[Website and app data records]
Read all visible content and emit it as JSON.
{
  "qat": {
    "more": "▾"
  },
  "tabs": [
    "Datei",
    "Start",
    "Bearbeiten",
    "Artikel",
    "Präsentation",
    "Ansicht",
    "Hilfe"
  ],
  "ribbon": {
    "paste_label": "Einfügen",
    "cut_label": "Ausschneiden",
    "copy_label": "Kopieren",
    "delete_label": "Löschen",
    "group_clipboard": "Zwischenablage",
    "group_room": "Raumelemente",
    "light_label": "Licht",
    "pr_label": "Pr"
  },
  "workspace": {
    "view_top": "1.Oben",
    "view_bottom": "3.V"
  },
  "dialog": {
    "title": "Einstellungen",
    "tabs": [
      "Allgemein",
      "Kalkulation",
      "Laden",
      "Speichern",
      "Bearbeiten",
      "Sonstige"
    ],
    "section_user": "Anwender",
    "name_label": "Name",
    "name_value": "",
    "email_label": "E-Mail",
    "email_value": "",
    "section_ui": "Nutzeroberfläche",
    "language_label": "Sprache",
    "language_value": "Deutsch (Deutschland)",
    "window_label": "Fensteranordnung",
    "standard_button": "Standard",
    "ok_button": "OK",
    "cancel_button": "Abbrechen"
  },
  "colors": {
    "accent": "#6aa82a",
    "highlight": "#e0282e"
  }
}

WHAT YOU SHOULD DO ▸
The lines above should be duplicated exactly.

TASK RESULT ▸
Read all visible content and emit it as JSON.
{
  "qat": {
    "more": "▾"
  },
  "tabs": [
    "Datei",
    "Start",
    "Bearbeiten",
    "Artikel",
    "Präsentation",
    "Ansicht",
    "Hilfe"
  ],
  "ribbon": {
    "paste_label": "Einfügen",
    "cut_label": "Ausschneiden",
    "copy_label": "Kopieren",
    "delete_label": "Löschen",
    "group_clipboard": "Zwischenablage",
    "group_room": "Raumelemente",
    "light_label": "Licht",
    "pr_label": "Pr"
  },
  "workspace": {
    "view_top": "1.Oben",
    "view_bottom": "3.V"
  },
  "dialog": {
    "title": "Einstellungen",
    "tabs": [
      "Allgemein",
      "Kalkulation",
      "Laden",
      "Speichern",
      "Bearbeiten",
      "Sonstige"
    ],
    "section_user": "Anwender",
    "name_label": "Name",
    "name_value": "",
    "email_label": "E-Mail",
    "email_value": "",
    "section_ui": "Nutzeroberfläche",
    "language_label": "Sprache",
    "language_value": "Deutsch (Deutschland)",
    "window_label": "Fensteranordnung",
    "standard_button": "Standard",
    "ok_button": "OK",
    "cancel_button": "Abbrechen"
  },
  "colors": {
    "accent": "#6aa82a",
    "highlight": "#e0282e"
  }
}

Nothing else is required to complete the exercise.